When you’re a plug-in, though, your fate is inexorably linked to the fate of your host application. In the space of a few years’ time, Winamp went from being the de-facto media player to basically zero relevance. Luckily for Chronotron, Windows Media Player has survived for much longer and still refuses to die (just like Microsoft Paint), though it is no longer the default media player in Windows 10, so we can safely say WMP is now legacy software.

Enters Chronotron, the Speed Changer App

When Windows 8.1 was released and the app movement gained traction on Windows, I reused most of the Chronotron plug-in code to develop a standalone player app with built-in time-stretching and pitch shifting controls. The app was called Chronotron Speed Changer.

The Chronotron plug-in was still around as a necessity, as the first releases of the app were lacking in many ways to compete with full-featured players like WMP.

After nearly 100 app updates, Chronotron Speed Changer got many of the WMP features in addition to all the functionality that musicians love: tempo and pitch controls are of course there, but also channel isolation, interactive piano keyboard and guitar/bass fretboards, polyphonic note detection, and more.

Today, aside from some niche – yet legitimate – usage, the necessity to keep the Chronotron plug-in alive is no longer so compelling. This brings us straight to the subject of my post: Chronotron Speed Changer is being renamed to just Chronotron.

The first update will be to the app itself to reflect the new name, which is being pushed to existing users at the moment via the Microsoft Store. As you can see, the web site has been revamped accordingly. You probably came to this post from there.

I also started this blog as a means of better interacting with you, Chronotron users. You will find here tips & tricks, tutorials and information on how to get the most out of the app.

Players Will Play, Plug-ins Will…

If Chronotron Speed Changer became Chronotron, then what will the original Chronotron plug-in become?

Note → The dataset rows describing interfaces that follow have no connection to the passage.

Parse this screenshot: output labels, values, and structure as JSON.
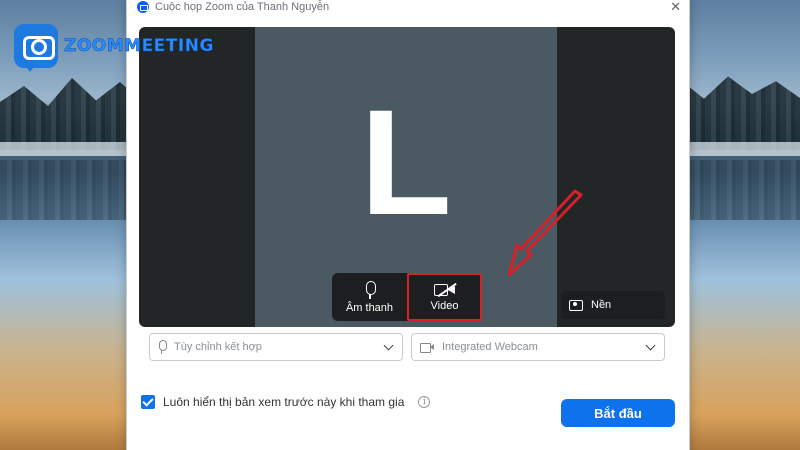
{
  "brand": {
    "text": "ZOOMMEETING",
    "logo_icon": "zoom-camera-bubble-icon"
  },
  "window": {
    "title": "Cuộc họp Zoom của Thanh Nguyễn",
    "close_icon": "close-icon"
  },
  "preview": {
    "avatar_letter": "L"
  },
  "controls": {
    "audio": {
      "label": "Âm thanh",
      "icon": "microphone-icon"
    },
    "video": {
      "label": "Video",
      "icon": "video-off-icon",
      "highlight_color": "#d6202a"
    },
    "background": {
      "label": "Nền",
      "icon": "background-icon"
    }
  },
  "dropdowns": {
    "microphone": {
      "value": "Tùy chỉnh kết hợp",
      "icon": "microphone-icon"
    },
    "camera": {
      "value": "Integrated Webcam",
      "icon": "camera-icon"
    }
  },
  "footer": {
    "always_show_preview_label": "Luôn hiển thị bản xem trước này khi tham gia",
    "always_show_preview_checked": true,
    "info_icon_glyph": "i",
    "start_button_label": "Bắt đầu"
  },
  "colors": {
    "accent": "#0e72ed",
    "annotation": "#d6202a",
    "avatar_bg": "#4b5a62"
  }
}
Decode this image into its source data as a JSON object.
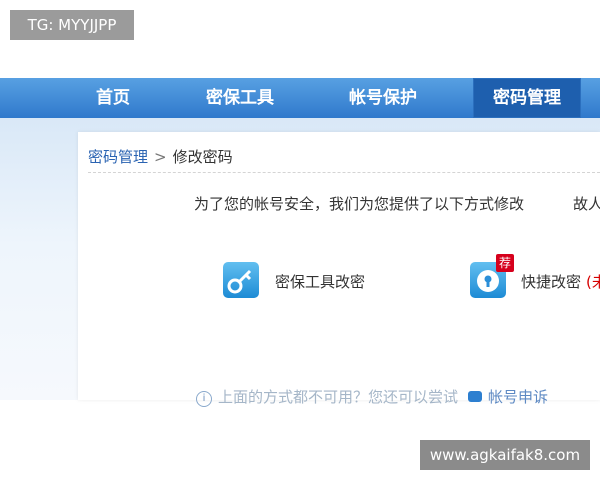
{
  "tg_badge": "TG: MYYJJPP",
  "nav": {
    "items": [
      {
        "label": "首页"
      },
      {
        "label": "密保工具"
      },
      {
        "label": "帐号保护"
      },
      {
        "label": "密码管理"
      }
    ],
    "active_index": 3
  },
  "breadcrumb": {
    "parent": "密码管理",
    "separator": ">",
    "current": "修改密码"
  },
  "intro": {
    "text": "为了您的帐号安全，我们为您提供了以下方式修改",
    "extra": "故人"
  },
  "options": [
    {
      "icon": "key-icon",
      "label": "密保工具改密"
    },
    {
      "icon": "lock-icon",
      "label": "快捷改密",
      "badge": "荐",
      "note": "(未"
    }
  ],
  "help": {
    "text": "上面的方式都不可用？您还可以尝试",
    "link": "帐号申诉"
  },
  "watermark": "www.agkaifak8.com"
}
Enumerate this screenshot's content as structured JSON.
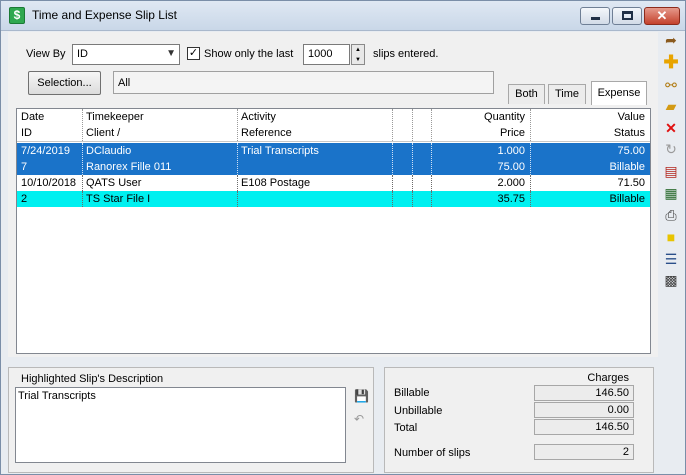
{
  "window": {
    "title": "Time and Expense Slip List",
    "icon_glyph": "$",
    "close_glyph": "✕"
  },
  "filters": {
    "view_by_label": "View By",
    "view_by_value": "ID",
    "show_only_label": "Show only the last",
    "show_only_checked": true,
    "check_glyph": "✓",
    "count_value": "1000",
    "slips_entered_label": "slips entered.",
    "selection_button": "Selection...",
    "selection_value": "All"
  },
  "tabs": [
    {
      "label": "Both",
      "active": false
    },
    {
      "label": "Time",
      "active": false
    },
    {
      "label": "Expense",
      "active": true
    }
  ],
  "table": {
    "header1": [
      "Date",
      "Timekeeper",
      "Activity",
      "Quantity",
      "Value"
    ],
    "header2": [
      "ID",
      "Client /",
      "Reference",
      "Price",
      "Status"
    ],
    "rows": [
      {
        "date": "7/24/2019",
        "timekeeper": "DClaudio",
        "activity": "Trial Transcripts",
        "quantity": "1.000",
        "value": "75.00",
        "id": "7",
        "client": "Ranorex Fille 011",
        "reference": "",
        "price": "75.00",
        "status": "Billable",
        "highlight": "selected"
      },
      {
        "date": "10/10/2018",
        "timekeeper": "QATS User",
        "activity": "E108 Postage",
        "quantity": "2.000",
        "value": "71.50",
        "id": "2",
        "client": "TS Star File I",
        "reference": "",
        "price": "35.75",
        "status": "Billable",
        "highlight": "cyan"
      }
    ]
  },
  "description": {
    "title": "Highlighted Slip's Description",
    "text": "Trial Transcripts"
  },
  "charges": {
    "header": "Charges",
    "billable_label": "Billable",
    "billable": "146.50",
    "unbillable_label": "Unbillable",
    "unbillable": "0.00",
    "total_label": "Total",
    "total": "146.50",
    "slips_label": "Number of slips",
    "slips": "2"
  },
  "toolbar_icons": [
    "walk-in-icon",
    "add-icon",
    "links-icon",
    "open-folder-icon",
    "delete-icon",
    "refresh-icon",
    "book-icon",
    "report-icon",
    "print-icon",
    "note-icon",
    "list-icon",
    "calculator-icon"
  ],
  "colors": {
    "selected_row": "#1a73c9",
    "cyan_row": "#00f0f0"
  }
}
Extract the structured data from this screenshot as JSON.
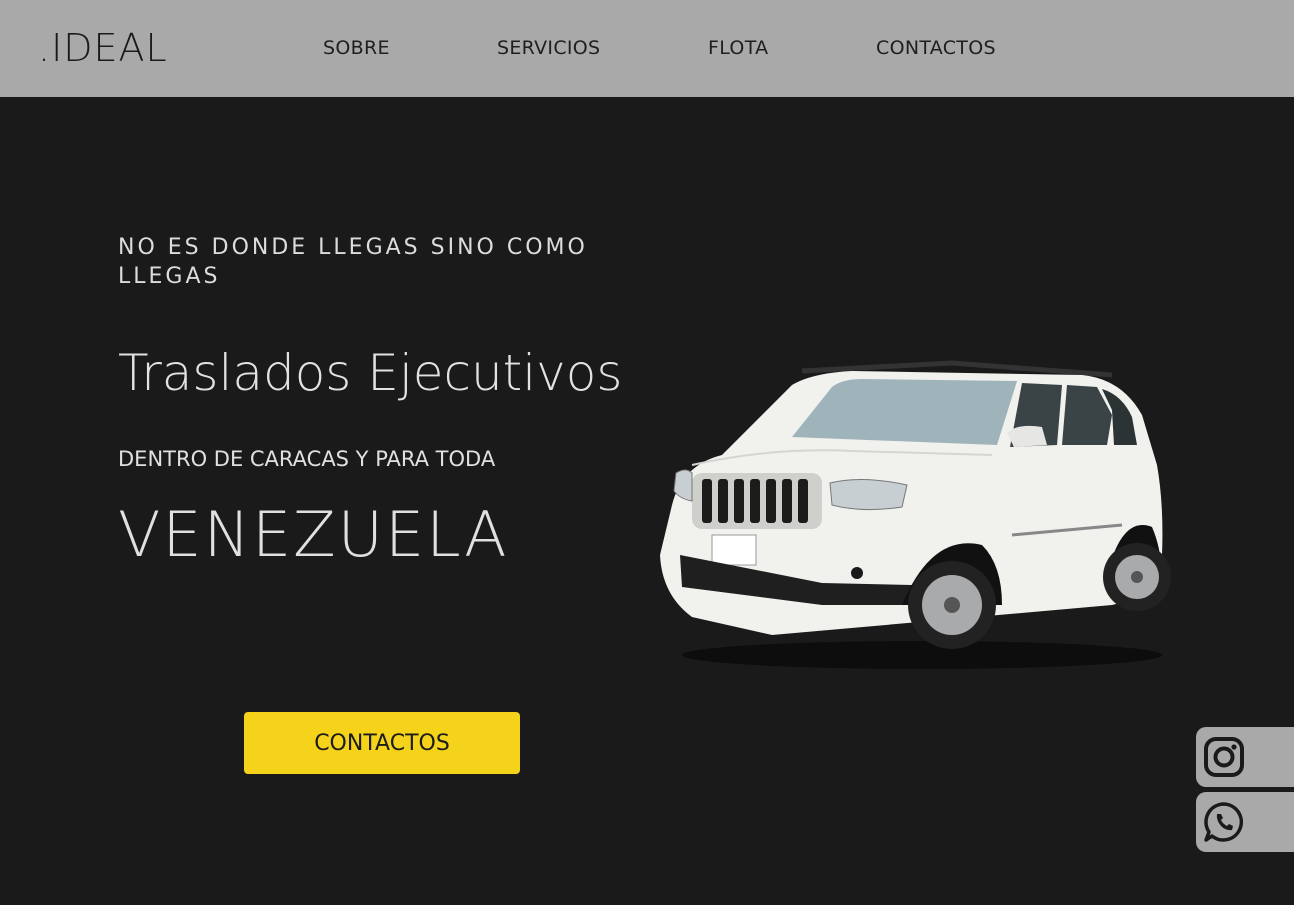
{
  "brand": {
    "logo": ".IDEAL"
  },
  "nav": {
    "items": [
      {
        "label": "SOBRE"
      },
      {
        "label": "SERVICIOS"
      },
      {
        "label": "FLOTA"
      },
      {
        "label": "CONTACTOS"
      }
    ]
  },
  "hero": {
    "tagline": "NO ES DONDE LLEGAS SINO COMO LLEGAS",
    "headline": "Traslados Ejecutivos",
    "subline": "DENTRO DE CARACAS Y PARA TODA",
    "country": "VENEZUELA",
    "cta_label": "CONTACTOS"
  },
  "social": [
    {
      "icon": "instagram-icon"
    },
    {
      "icon": "whatsapp-icon"
    }
  ],
  "colors": {
    "navbar_bg": "#a9a9a9",
    "page_bg": "#1a1a1a",
    "accent": "#f5d31a",
    "text_light": "#e0e0e0"
  }
}
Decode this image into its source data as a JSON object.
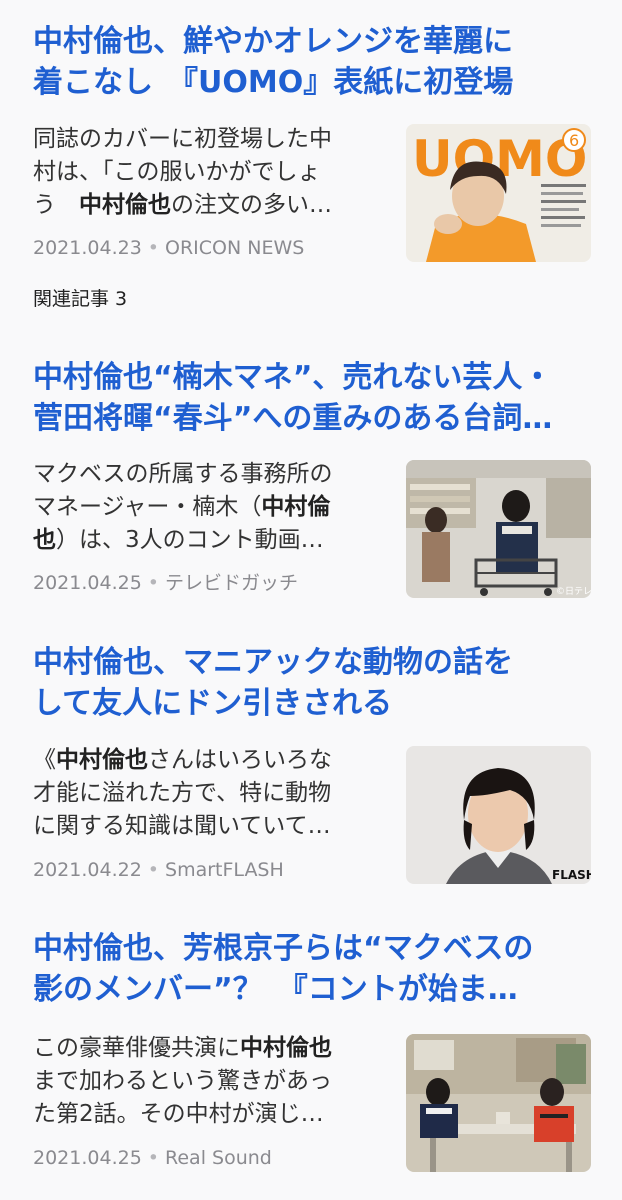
{
  "articles": [
    {
      "title_lines": [
        "中村倫也、鮮やかオレンジを華麗に",
        "着こなし　『UOMO』表紙に初登場"
      ],
      "snippet_lines": [
        [
          {
            "t": "同誌のカバーに初登場した中",
            "b": false
          }
        ],
        [
          {
            "t": "村は、「この服いかがでしょ",
            "b": false
          }
        ],
        [
          {
            "t": "う　",
            "b": false
          },
          {
            "t": "中村倫也",
            "b": true
          },
          {
            "t": "の注文の多い…",
            "b": false
          }
        ]
      ],
      "date": "2021.04.23",
      "source": "ORICON NEWS",
      "thumb": {
        "type": "magazine",
        "masthead": "UOMO",
        "issue": "6"
      }
    },
    {
      "title_lines": [
        "中村倫也“楠木マネ”、売れない芸人・",
        "菅田将暉“春斗”への重みのある台詞…"
      ],
      "snippet_lines": [
        [
          {
            "t": "マクベスの所属する事務所の",
            "b": false
          }
        ],
        [
          {
            "t": "マネージャー・楠木（",
            "b": false
          },
          {
            "t": "中村倫",
            "b": true
          }
        ],
        [
          {
            "t": "也",
            "b": true
          },
          {
            "t": "）は、3人のコント動画…",
            "b": false
          }
        ]
      ],
      "date": "2021.04.25",
      "source": "テレビドガッチ",
      "thumb": {
        "type": "store",
        "watermark": "©日テレ"
      }
    },
    {
      "title_lines": [
        "中村倫也、マニアックな動物の話を",
        "して友人にドン引きされる"
      ],
      "snippet_lines": [
        [
          {
            "t": "《",
            "b": false
          },
          {
            "t": "中村倫也",
            "b": true
          },
          {
            "t": "さんはいろいろな",
            "b": false
          }
        ],
        [
          {
            "t": "才能に溢れた方で、特に動物",
            "b": false
          }
        ],
        [
          {
            "t": "に関する知識は聞いていて…",
            "b": false
          }
        ]
      ],
      "date": "2021.04.22",
      "source": "SmartFLASH",
      "thumb": {
        "type": "portrait",
        "watermark": "FLASH"
      }
    },
    {
      "title_lines": [
        "中村倫也、芳根京子らは“マクベスの",
        "影のメンバー”？　『コントが始ま…"
      ],
      "snippet_lines": [
        [
          {
            "t": "この豪華俳優共演に",
            "b": false
          },
          {
            "t": "中村倫也",
            "b": true
          }
        ],
        [
          {
            "t": "まで加わるという驚きがあっ",
            "b": false
          }
        ],
        [
          {
            "t": "た第2話。その中村が演じ…",
            "b": false
          }
        ]
      ],
      "date": "2021.04.25",
      "source": "Real Sound",
      "thumb": {
        "type": "room"
      }
    }
  ],
  "related": {
    "label": "関連記事 3"
  },
  "colors": {
    "title": "#1f5fd1",
    "background": "#f9f9fa",
    "meta": "#8a8a8f"
  }
}
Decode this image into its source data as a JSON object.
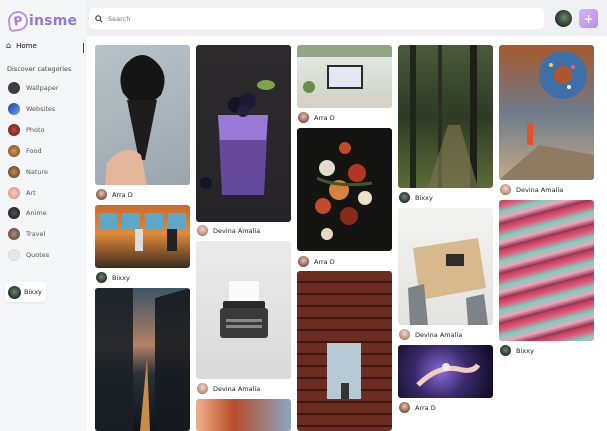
{
  "app": {
    "logo_initial": "P",
    "logo_rest": "insme"
  },
  "sidebar": {
    "home_label": "Home",
    "discover_label": "Discover categories",
    "categories": [
      {
        "label": "Wallpaper",
        "color": "#3a3f45"
      },
      {
        "label": "Websites",
        "color": "#1f3f8a"
      },
      {
        "label": "Photo",
        "color": "#7b2b1d"
      },
      {
        "label": "Food",
        "color": "#8a5a2b"
      },
      {
        "label": "Nature",
        "color": "#6b4a2d"
      },
      {
        "label": "Art",
        "color": "#e9b5a6"
      },
      {
        "label": "Anime",
        "color": "#222222"
      },
      {
        "label": "Travel",
        "color": "#6a5a4a"
      },
      {
        "label": "Quotes",
        "color": "#e7e7e7"
      }
    ],
    "current_user": "Bixxy"
  },
  "search": {
    "placeholder": "Search"
  },
  "colors": {
    "accent": "#b98ee8",
    "logo": "#8f7ad8"
  },
  "pins": [
    {
      "author": "Arra D",
      "subject": "black-ice-cream-cone"
    },
    {
      "author": "Bixxy",
      "subject": "anime-train-scene"
    },
    {
      "author": "",
      "subject": "city-alley-sunset"
    },
    {
      "author": "Devina Amalia",
      "subject": "berry-lemonade-drink"
    },
    {
      "author": "Devina Amalia",
      "subject": "typewriter"
    },
    {
      "author": "",
      "subject": "anime-character"
    },
    {
      "author": "Arra D",
      "subject": "desk-workspace"
    },
    {
      "author": "Arra D",
      "subject": "flower-painting"
    },
    {
      "author": "",
      "subject": "library-bookshelves"
    },
    {
      "author": "Bixxy",
      "subject": "forest-path"
    },
    {
      "author": "Devina Amalia",
      "subject": "dining-table"
    },
    {
      "author": "Arra D",
      "subject": "anime-hand"
    },
    {
      "author": "Devina Amalia",
      "subject": "donut-mural"
    },
    {
      "author": "Bixxy",
      "subject": "colorful-waves"
    }
  ]
}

That is a great question. The Chronotron plug-in is no longer available for download; however, this doesn’t mean it’s gone forever, so stay tuned. If you feel like it, you can help shaping the future of Chronotron by providing feedback in the Comments section below.